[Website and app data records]
---
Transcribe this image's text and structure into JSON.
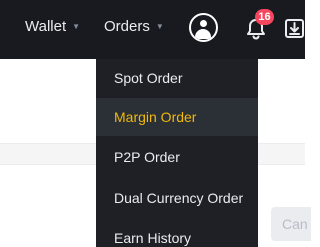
{
  "topbar": {
    "nav": [
      {
        "label": "Wallet",
        "caret": "▼"
      },
      {
        "label": "Orders",
        "caret": "▼"
      }
    ],
    "icons": [
      "user-icon",
      "bell-icon",
      "download-icon"
    ],
    "notifications_count": "16"
  },
  "orders_menu": {
    "items": [
      {
        "label": "Spot Order",
        "active": false
      },
      {
        "label": "Margin Order",
        "active": true
      },
      {
        "label": "P2P Order",
        "active": false
      },
      {
        "label": "Dual Currency Order",
        "active": false
      },
      {
        "label": "Earn History",
        "active": false
      }
    ]
  },
  "content": {
    "cancel_label": "Can"
  },
  "colors": {
    "topbar_bg": "#181a20",
    "menu_bg": "#1e2026",
    "accent": "#f0b90b",
    "badge": "#f6465d"
  }
}
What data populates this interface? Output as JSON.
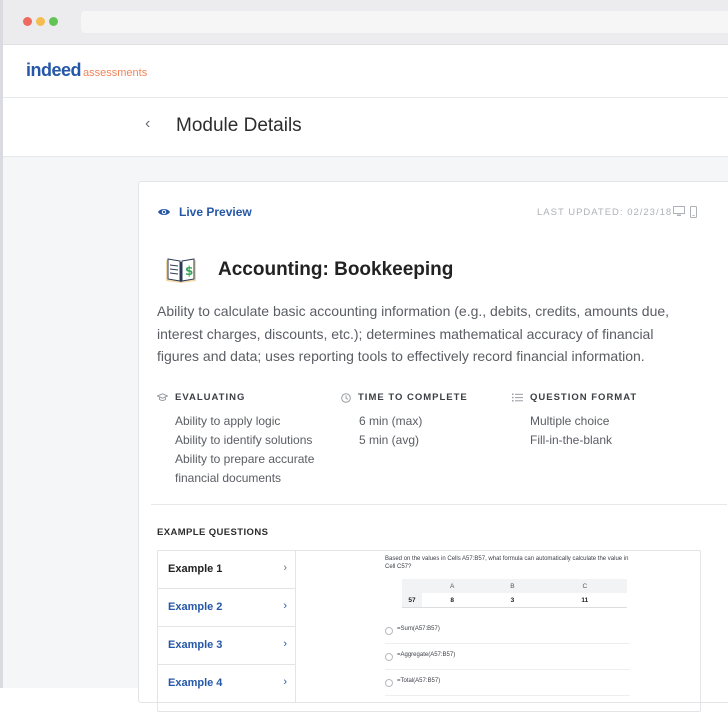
{
  "browser": {
    "dots": [
      "#ee6a5e",
      "#f5bd4f",
      "#61c454"
    ]
  },
  "brand": {
    "name": "indeed",
    "suffix": "assessments",
    "primary_color": "#2557a7",
    "accent_color": "#f0845b"
  },
  "header": {
    "back_icon": "chevron-left-icon",
    "title": "Module Details"
  },
  "card": {
    "live_preview_label": "Live Preview",
    "last_updated": "LAST UPDATED: 02/23/18",
    "module_icon": "accounting-book-icon",
    "module_title": "Accounting: Bookkeeping",
    "description": "Ability to calculate basic accounting information (e.g., debits, credits, amounts due, interest charges, discounts, etc.); determines mathematical accuracy of financial figures and data; uses reporting tools to effectively record financial information.",
    "evaluating": {
      "heading": "EVALUATING",
      "icon": "graduation-cap-icon",
      "items": [
        "Ability to apply logic",
        "Ability to identify solutions",
        "Ability to prepare accurate",
        "financial documents"
      ]
    },
    "time": {
      "heading": "TIME TO COMPLETE",
      "icon": "clock-icon",
      "items": [
        "6 min (max)",
        "5 min (avg)"
      ]
    },
    "format": {
      "heading": "QUESTION FORMAT",
      "icon": "list-icon",
      "items": [
        "Multiple choice",
        "Fill-in-the-blank"
      ]
    }
  },
  "examples": {
    "heading": "EXAMPLE QUESTIONS",
    "items": [
      {
        "label": "Example 1"
      },
      {
        "label": "Example 2"
      },
      {
        "label": "Example 3"
      },
      {
        "label": "Example 4"
      }
    ],
    "question": "Based on the values in Cells A57:B57, what formula can automatically calculate the value in Cell C57?",
    "table": {
      "columns": [
        "A",
        "B",
        "C"
      ],
      "row_label": "57",
      "values": [
        "8",
        "3",
        "11"
      ]
    },
    "options": [
      "=Sum(A57:B57)",
      "=Aggregate(A57:B57)",
      "=Total(A57:B57)"
    ]
  }
}
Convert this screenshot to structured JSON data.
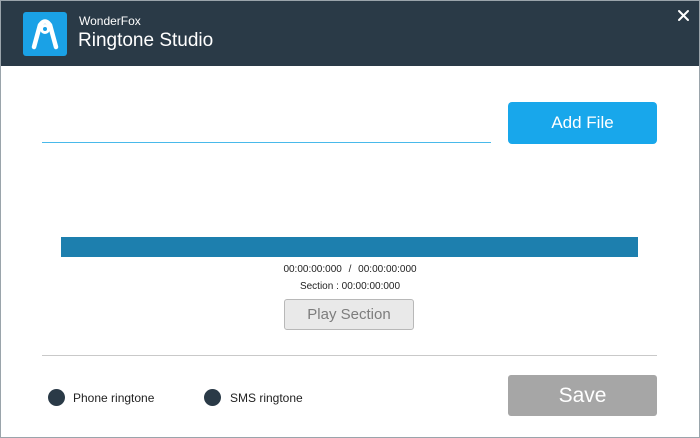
{
  "window": {
    "brand": "WonderFox",
    "title": "Ringtone Studio",
    "close_icon": "close-icon",
    "logo_icon": "ringtone-studio-logo-icon",
    "colors": {
      "titlebar": "#2a3a47",
      "accent": "#18a7eb",
      "waveform": "#1d7fae"
    }
  },
  "file": {
    "value": "",
    "add_file_label": "Add File"
  },
  "player": {
    "current_time": "00:00:00:000",
    "separator": "/",
    "total_time": "00:00:00:000",
    "section": "Section : 00:00:00:000",
    "play_section_label": "Play Section"
  },
  "options": {
    "phone_ringtone_label": "Phone ringtone",
    "sms_ringtone_label": "SMS ringtone"
  },
  "actions": {
    "save_label": "Save"
  }
}
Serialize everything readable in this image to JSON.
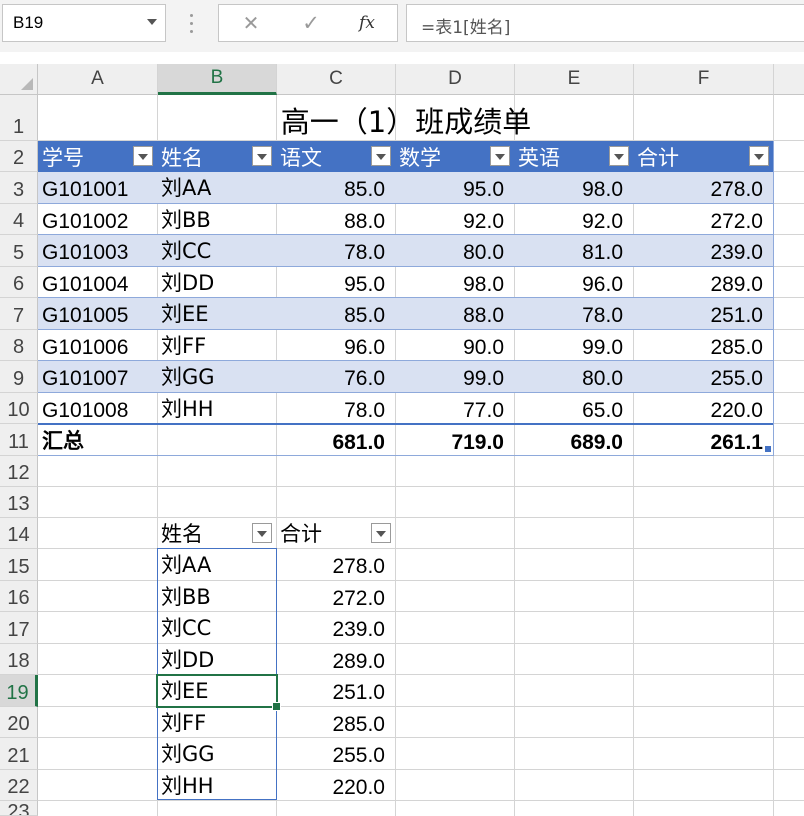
{
  "formula_bar": {
    "name_box": "B19",
    "cancel_symbol": "✕",
    "enter_symbol": "✓",
    "fx_label": "fx",
    "formula": "=表1[姓名]"
  },
  "columns": [
    "A",
    "B",
    "C",
    "D",
    "E",
    "F"
  ],
  "selected_column": "B",
  "rows": [
    "1",
    "2",
    "3",
    "4",
    "5",
    "6",
    "7",
    "8",
    "9",
    "10",
    "11",
    "12",
    "13",
    "14",
    "15",
    "16",
    "17",
    "18",
    "19",
    "20",
    "21",
    "22",
    "23"
  ],
  "selected_row": "19",
  "table1": {
    "title": "高一（1）班成绩单",
    "headers": [
      "学号",
      "姓名",
      "语文",
      "数学",
      "英语",
      "合计"
    ],
    "data": [
      [
        "G101001",
        "刘AA",
        "85.0",
        "95.0",
        "98.0",
        "278.0"
      ],
      [
        "G101002",
        "刘BB",
        "88.0",
        "92.0",
        "92.0",
        "272.0"
      ],
      [
        "G101003",
        "刘CC",
        "78.0",
        "80.0",
        "81.0",
        "239.0"
      ],
      [
        "G101004",
        "刘DD",
        "95.0",
        "98.0",
        "96.0",
        "289.0"
      ],
      [
        "G101005",
        "刘EE",
        "85.0",
        "88.0",
        "78.0",
        "251.0"
      ],
      [
        "G101006",
        "刘FF",
        "96.0",
        "90.0",
        "99.0",
        "285.0"
      ],
      [
        "G101007",
        "刘GG",
        "76.0",
        "99.0",
        "80.0",
        "255.0"
      ],
      [
        "G101008",
        "刘HH",
        "78.0",
        "77.0",
        "65.0",
        "220.0"
      ]
    ],
    "total": [
      "汇总",
      "",
      "681.0",
      "719.0",
      "689.0",
      "261.1"
    ]
  },
  "table2": {
    "headers": [
      "姓名",
      "合计"
    ],
    "data": [
      [
        "刘AA",
        "278.0"
      ],
      [
        "刘BB",
        "272.0"
      ],
      [
        "刘CC",
        "239.0"
      ],
      [
        "刘DD",
        "289.0"
      ],
      [
        "刘EE",
        "251.0"
      ],
      [
        "刘FF",
        "285.0"
      ],
      [
        "刘GG",
        "255.0"
      ],
      [
        "刘HH",
        "220.0"
      ]
    ]
  },
  "colors": {
    "accent": "#217346",
    "table_header": "#4472c4",
    "band": "#d9e1f2"
  }
}
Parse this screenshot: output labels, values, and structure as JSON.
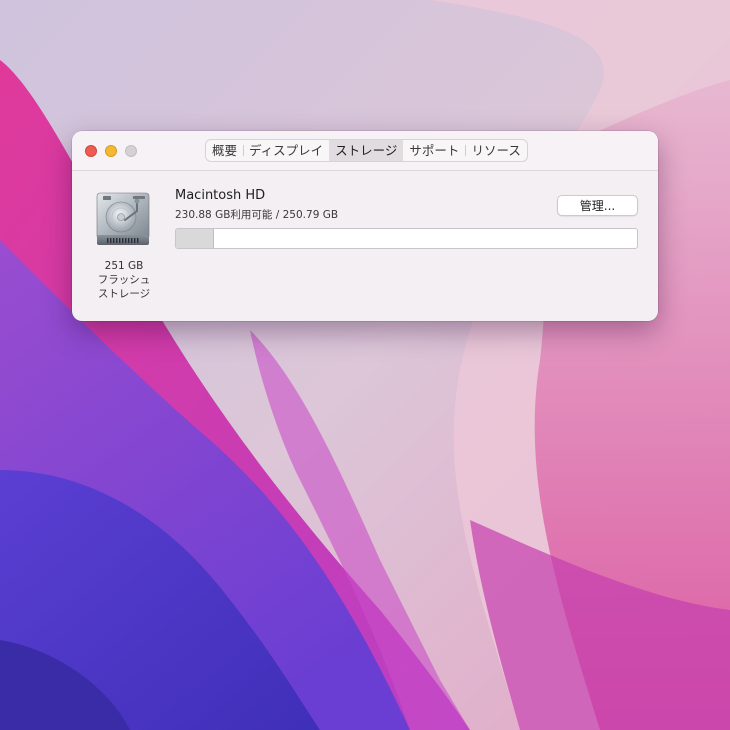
{
  "window": {
    "tabs": [
      {
        "label": "概要",
        "selected": false
      },
      {
        "label": "ディスプレイ",
        "selected": false
      },
      {
        "label": "ストレージ",
        "selected": true
      },
      {
        "label": "サポート",
        "selected": false
      },
      {
        "label": "リソース",
        "selected": false
      }
    ]
  },
  "disk": {
    "icon": "hard-drive-icon",
    "caption_line1": "251 GB",
    "caption_line2": "フラッシュ",
    "caption_line3": "ストレージ"
  },
  "volume": {
    "name": "Macintosh HD",
    "space_text": "230.88 GB利用可能 / 250.79 GB",
    "available_gb": 230.88,
    "total_gb": 250.79,
    "manage_label": "管理..."
  },
  "colors": {
    "close": "#ee5b52",
    "minimize": "#f5b833",
    "zoom_disabled": "#d5d1d4"
  }
}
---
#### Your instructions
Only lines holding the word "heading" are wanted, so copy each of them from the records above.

#### Answer box
      "heading": "EVALUATING",
      "heading": "TIME TO COMPLETE",
      "heading": "QUESTION FORMAT",
    "heading": "EXAMPLE QUESTIONS",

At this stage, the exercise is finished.